— AIM OF THE TASK —
Without any images, write the listing below out word for word.

— RECORDS FOR THIS TASK —
==============================

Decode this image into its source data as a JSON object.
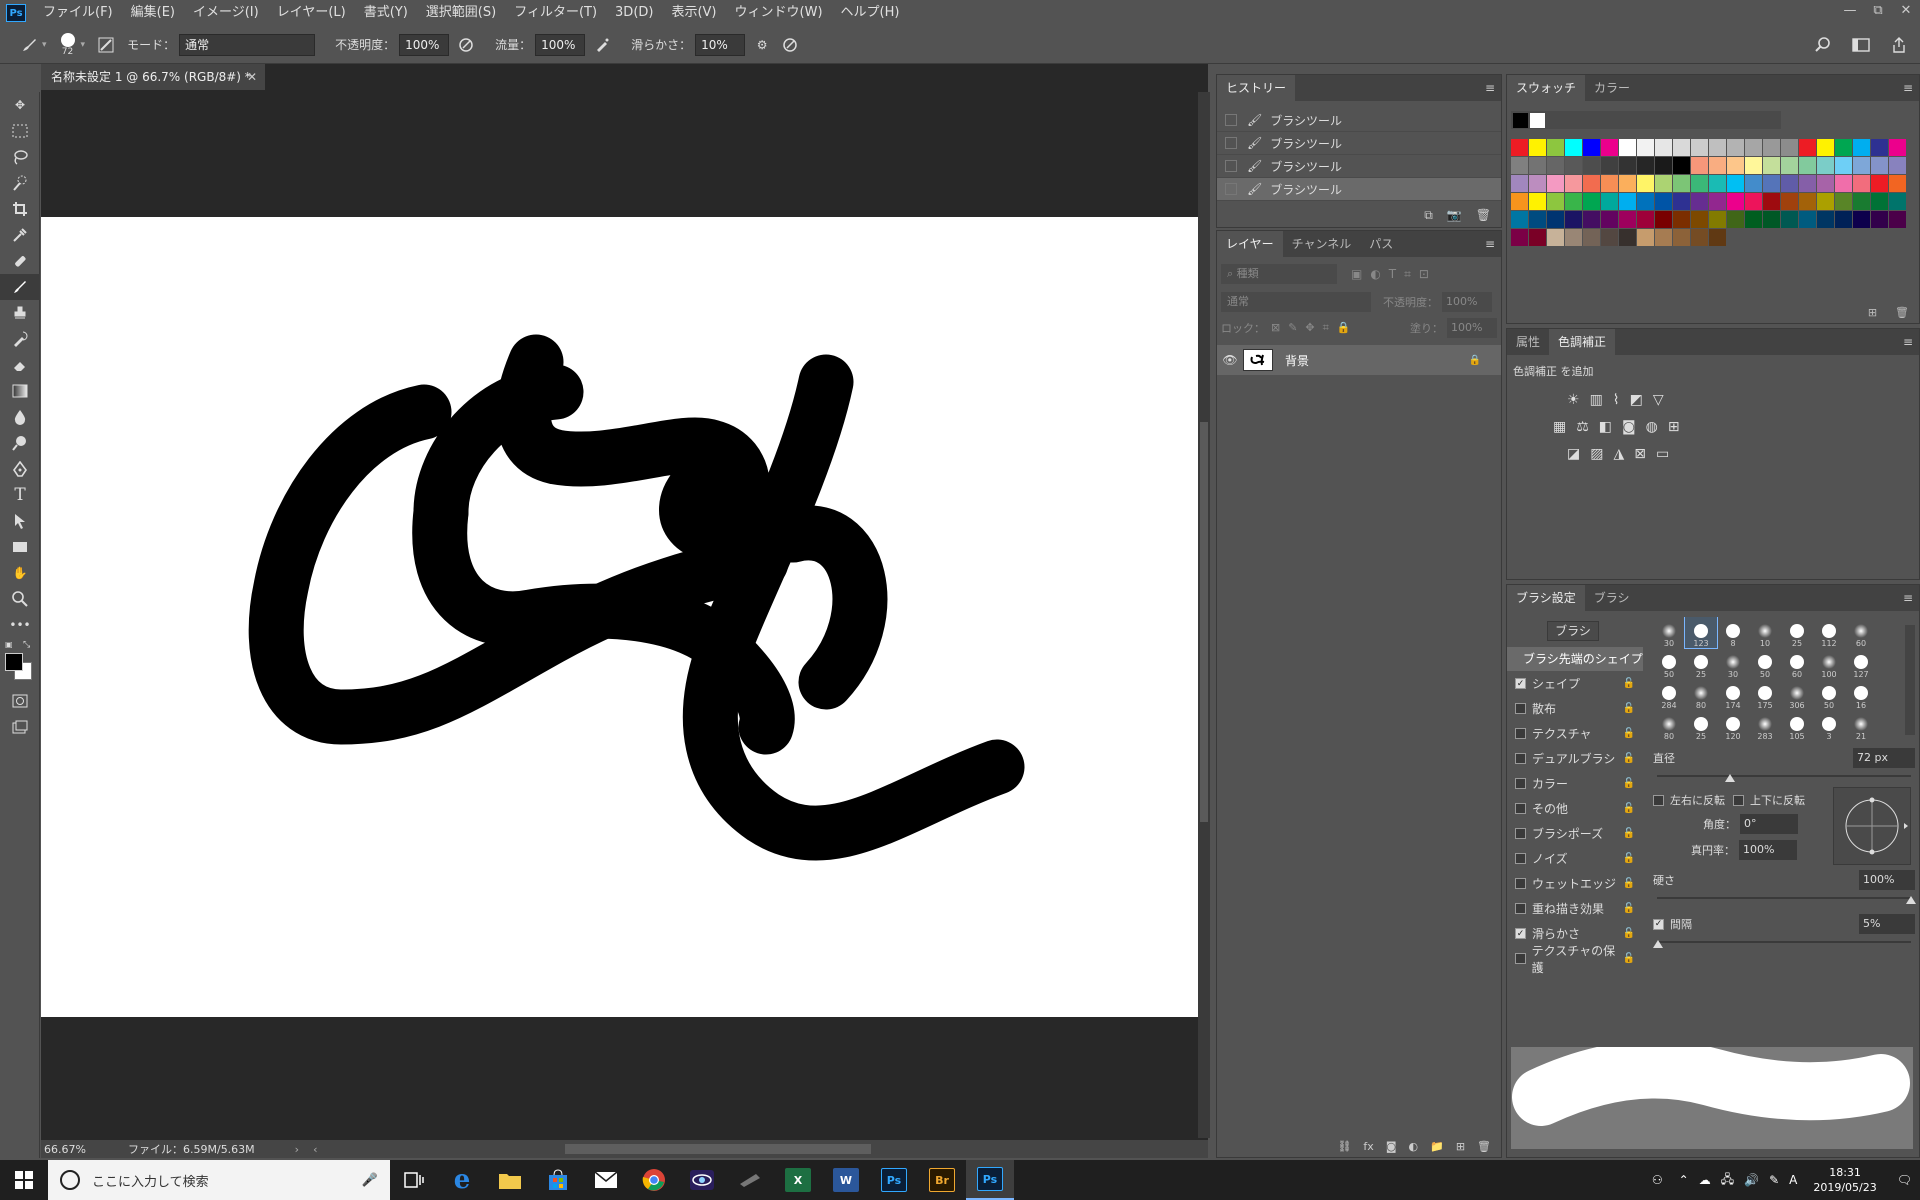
{
  "menubar": {
    "logo": "Ps",
    "items": [
      "ファイル(F)",
      "編集(E)",
      "イメージ(I)",
      "レイヤー(L)",
      "書式(Y)",
      "選択範囲(S)",
      "フィルター(T)",
      "3D(D)",
      "表示(V)",
      "ウィンドウ(W)",
      "ヘルプ(H)"
    ],
    "window_controls": [
      "—",
      "⧉",
      "✕"
    ]
  },
  "options": {
    "brush_size": "72",
    "mode_label": "モード：",
    "mode_value": "通常",
    "opacity_label": "不透明度：",
    "opacity_value": "100%",
    "flow_label": "流量：",
    "flow_value": "100%",
    "smoothing_label": "滑らかさ：",
    "smoothing_value": "10%"
  },
  "document": {
    "tab_title": "名称未設定 1 @ 66.7% (RGB/8#) *",
    "zoom": "66.67%",
    "file_info": "ファイル：6.59M/5.63M"
  },
  "history": {
    "tab": "ヒストリー",
    "items": [
      "ブラシツール",
      "ブラシツール",
      "ブラシツール",
      "ブラシツール"
    ]
  },
  "layers": {
    "tabs": [
      "レイヤー",
      "チャンネル",
      "パス"
    ],
    "search_placeholder": "種類",
    "blend_mode": "通常",
    "opacity_label": "不透明度：",
    "opacity_value": "100%",
    "lock_label": "ロック：",
    "fill_label": "塗り：",
    "fill_value": "100%",
    "layer_name": "背景"
  },
  "swatches": {
    "tabs": [
      "スウォッチ",
      "カラー"
    ],
    "colors": [
      "#ed1c24",
      "#fff200",
      "#8dc63f",
      "#00ffff",
      "#0000ff",
      "#ec008c",
      "#ffffff",
      "#f2f2f2",
      "#e6e6e6",
      "#d9d9d9",
      "#cccccc",
      "#bfbfbf",
      "#b3b3b3",
      "#a6a6a6",
      "#999999",
      "#8c8c8c",
      "#ed1c24",
      "#fff200",
      "#00a651",
      "#00aeef",
      "#2e3192",
      "#ec008c",
      "#808080",
      "#737373",
      "#666666",
      "#595959",
      "#4d4d4d",
      "#404040",
      "#333333",
      "#262626",
      "#1a1a1a",
      "#000000",
      "#f7977a",
      "#f9ad81",
      "#fdc68a",
      "#fff79a",
      "#c4df9b",
      "#a3d39c",
      "#82ca9d",
      "#7bcdc8",
      "#6ecff6",
      "#7ea7d8",
      "#8493ca",
      "#8882be",
      "#a187be",
      "#bc8dbf",
      "#f49ac2",
      "#f6989d",
      "#f26c4f",
      "#f68e55",
      "#fbaf5c",
      "#fff467",
      "#acd372",
      "#7cc576",
      "#3bb878",
      "#1abbb4",
      "#00bff3",
      "#438ccb",
      "#5574b9",
      "#605ca8",
      "#855fa8",
      "#a763a8",
      "#f06eaa",
      "#f26d7d",
      "#ed1c24",
      "#f26522",
      "#f7941d",
      "#fff200",
      "#8dc63f",
      "#39b54a",
      "#00a651",
      "#00a99d",
      "#00aeef",
      "#0072bc",
      "#0054a6",
      "#2e3192",
      "#662d91",
      "#92278f",
      "#ec008c",
      "#ed145b",
      "#9e0b0f",
      "#a0410d",
      "#a36209",
      "#aba000",
      "#598527",
      "#197b30",
      "#007236",
      "#00746b",
      "#0076a3",
      "#004b80",
      "#003471",
      "#1b1464",
      "#440e62",
      "#630460",
      "#9e005d",
      "#9e0039",
      "#790000",
      "#7b2e00",
      "#7d4900",
      "#827b00",
      "#406618",
      "#005e20",
      "#005826",
      "#005952",
      "#005b7f",
      "#003663",
      "#002157",
      "#0d004c",
      "#32004b",
      "#4b0049",
      "#7b0046",
      "#7a0026",
      "#c7b299",
      "#998675",
      "#736357",
      "#534741",
      "#37302d",
      "#c69c6d",
      "#a67c52",
      "#8c6239",
      "#754c24",
      "#603913"
    ]
  },
  "adjustments": {
    "tabs": [
      "属性",
      "色調補正"
    ],
    "add_label": "色調補正 を追加"
  },
  "brush_settings": {
    "tabs": [
      "ブラシ設定",
      "ブラシ"
    ],
    "brush_button": "ブラシ",
    "tip_shape": "ブラシ先端のシェイプ",
    "options": [
      {
        "label": "シェイプ",
        "checked": true
      },
      {
        "label": "散布",
        "checked": false
      },
      {
        "label": "テクスチャ",
        "checked": false
      },
      {
        "label": "デュアルブラシ",
        "checked": false
      },
      {
        "label": "カラー",
        "checked": false
      },
      {
        "label": "その他",
        "checked": false
      },
      {
        "label": "ブラシポーズ",
        "checked": false
      },
      {
        "label": "ノイズ",
        "checked": false
      },
      {
        "label": "ウェットエッジ",
        "checked": false
      },
      {
        "label": "重ね描き効果",
        "checked": false
      },
      {
        "label": "滑らかさ",
        "checked": true
      },
      {
        "label": "テクスチャの保護",
        "checked": false
      }
    ],
    "presets": [
      "30",
      "123",
      "8",
      "10",
      "25",
      "112",
      "60",
      "50",
      "25",
      "30",
      "50",
      "60",
      "100",
      "127",
      "284",
      "80",
      "174",
      "175",
      "306",
      "50",
      "16",
      "80",
      "25",
      "120",
      "283",
      "105",
      "3",
      "21"
    ],
    "diameter_label": "直径",
    "diameter_value": "72 px",
    "flip_x": "左右に反転",
    "flip_y": "上下に反転",
    "angle_label": "角度：",
    "angle_value": "0°",
    "roundness_label": "真円率：",
    "roundness_value": "100%",
    "hardness_label": "硬さ",
    "hardness_value": "100%",
    "spacing_label": "間隔",
    "spacing_value": "5%"
  },
  "taskbar": {
    "search_placeholder": "ここに入力して検索",
    "apps": [
      "Ps",
      "Br",
      "Ps"
    ],
    "time": "18:31",
    "date": "2019/05/23",
    "ime": "A"
  }
}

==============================

— RESULT FOR THIS EXERCISE —
Decode this image into its source data as a JSON object.
{
  "menubar": {
    "logo": "Ps",
    "items": [
      "ファイル(F)",
      "編集(E)",
      "イメージ(I)",
      "レイヤー(L)",
      "書式(Y)",
      "選択範囲(S)",
      "フィルター(T)",
      "3D(D)",
      "表示(V)",
      "ウィンドウ(W)",
      "ヘルプ(H)"
    ],
    "window_controls": [
      "—",
      "⧉",
      "✕"
    ]
  },
  "options": {
    "brush_size": "72",
    "mode_label": "モード：",
    "mode_value": "通常",
    "opacity_label": "不透明度：",
    "opacity_value": "100%",
    "flow_label": "流量：",
    "flow_value": "100%",
    "smoothing_label": "滑らかさ：",
    "smoothing_value": "10%"
  },
  "document": {
    "tab_title": "名称未設定 1 @ 66.7% (RGB/8#) *",
    "zoom": "66.67%",
    "file_info": "ファイル：6.59M/5.63M"
  },
  "history": {
    "tab": "ヒストリー",
    "items": [
      "ブラシツール",
      "ブラシツール",
      "ブラシツール",
      "ブラシツール"
    ]
  },
  "layers": {
    "tabs": [
      "レイヤー",
      "チャンネル",
      "パス"
    ],
    "search_placeholder": "種類",
    "blend_mode": "通常",
    "opacity_label": "不透明度：",
    "opacity_value": "100%",
    "lock_label": "ロック：",
    "fill_label": "塗り：",
    "fill_value": "100%",
    "layer_name": "背景"
  },
  "swatches": {
    "tabs": [
      "スウォッチ",
      "カラー"
    ],
    "colors": [
      "#ed1c24",
      "#fff200",
      "#8dc63f",
      "#00ffff",
      "#0000ff",
      "#ec008c",
      "#ffffff",
      "#f2f2f2",
      "#e6e6e6",
      "#d9d9d9",
      "#cccccc",
      "#bfbfbf",
      "#b3b3b3",
      "#a6a6a6",
      "#999999",
      "#8c8c8c",
      "#ed1c24",
      "#fff200",
      "#00a651",
      "#00aeef",
      "#2e3192",
      "#ec008c",
      "#808080",
      "#737373",
      "#666666",
      "#595959",
      "#4d4d4d",
      "#404040",
      "#333333",
      "#262626",
      "#1a1a1a",
      "#000000",
      "#f7977a",
      "#f9ad81",
      "#fdc68a",
      "#fff79a",
      "#c4df9b",
      "#a3d39c",
      "#82ca9d",
      "#7bcdc8",
      "#6ecff6",
      "#7ea7d8",
      "#8493ca",
      "#8882be",
      "#a187be",
      "#bc8dbf",
      "#f49ac2",
      "#f6989d",
      "#f26c4f",
      "#f68e55",
      "#fbaf5c",
      "#fff467",
      "#acd372",
      "#7cc576",
      "#3bb878",
      "#1abbb4",
      "#00bff3",
      "#438ccb",
      "#5574b9",
      "#605ca8",
      "#855fa8",
      "#a763a8",
      "#f06eaa",
      "#f26d7d",
      "#ed1c24",
      "#f26522",
      "#f7941d",
      "#fff200",
      "#8dc63f",
      "#39b54a",
      "#00a651",
      "#00a99d",
      "#00aeef",
      "#0072bc",
      "#0054a6",
      "#2e3192",
      "#662d91",
      "#92278f",
      "#ec008c",
      "#ed145b",
      "#9e0b0f",
      "#a0410d",
      "#a36209",
      "#aba000",
      "#598527",
      "#197b30",
      "#007236",
      "#00746b",
      "#0076a3",
      "#004b80",
      "#003471",
      "#1b1464",
      "#440e62",
      "#630460",
      "#9e005d",
      "#9e0039",
      "#790000",
      "#7b2e00",
      "#7d4900",
      "#827b00",
      "#406618",
      "#005e20",
      "#005826",
      "#005952",
      "#005b7f",
      "#003663",
      "#002157",
      "#0d004c",
      "#32004b",
      "#4b0049",
      "#7b0046",
      "#7a0026",
      "#c7b299",
      "#998675",
      "#736357",
      "#534741",
      "#37302d",
      "#c69c6d",
      "#a67c52",
      "#8c6239",
      "#754c24",
      "#603913"
    ]
  },
  "adjustments": {
    "tabs": [
      "属性",
      "色調補正"
    ],
    "add_label": "色調補正 を追加"
  },
  "brush_settings": {
    "tabs": [
      "ブラシ設定",
      "ブラシ"
    ],
    "brush_button": "ブラシ",
    "tip_shape": "ブラシ先端のシェイプ",
    "options": [
      {
        "label": "シェイプ",
        "checked": true
      },
      {
        "label": "散布",
        "checked": false
      },
      {
        "label": "テクスチャ",
        "checked": false
      },
      {
        "label": "デュアルブラシ",
        "checked": false
      },
      {
        "label": "カラー",
        "checked": false
      },
      {
        "label": "その他",
        "checked": false
      },
      {
        "label": "ブラシポーズ",
        "checked": false
      },
      {
        "label": "ノイズ",
        "checked": false
      },
      {
        "label": "ウェットエッジ",
        "checked": false
      },
      {
        "label": "重ね描き効果",
        "checked": false
      },
      {
        "label": "滑らかさ",
        "checked": true
      },
      {
        "label": "テクスチャの保護",
        "checked": false
      }
    ],
    "presets": [
      "30",
      "123",
      "8",
      "10",
      "25",
      "112",
      "60",
      "50",
      "25",
      "30",
      "50",
      "60",
      "100",
      "127",
      "284",
      "80",
      "174",
      "175",
      "306",
      "50",
      "16",
      "80",
      "25",
      "120",
      "283",
      "105",
      "3",
      "21"
    ],
    "diameter_label": "直径",
    "diameter_value": "72 px",
    "flip_x": "左右に反転",
    "flip_y": "上下に反転",
    "angle_label": "角度：",
    "angle_value": "0°",
    "roundness_label": "真円率：",
    "roundness_value": "100%",
    "hardness_label": "硬さ",
    "hardness_value": "100%",
    "spacing_label": "間隔",
    "spacing_value": "5%"
  },
  "taskbar": {
    "search_placeholder": "ここに入力して検索",
    "apps": [
      "Ps",
      "Br",
      "Ps"
    ],
    "time": "18:31",
    "date": "2019/05/23",
    "ime": "A"
  }
}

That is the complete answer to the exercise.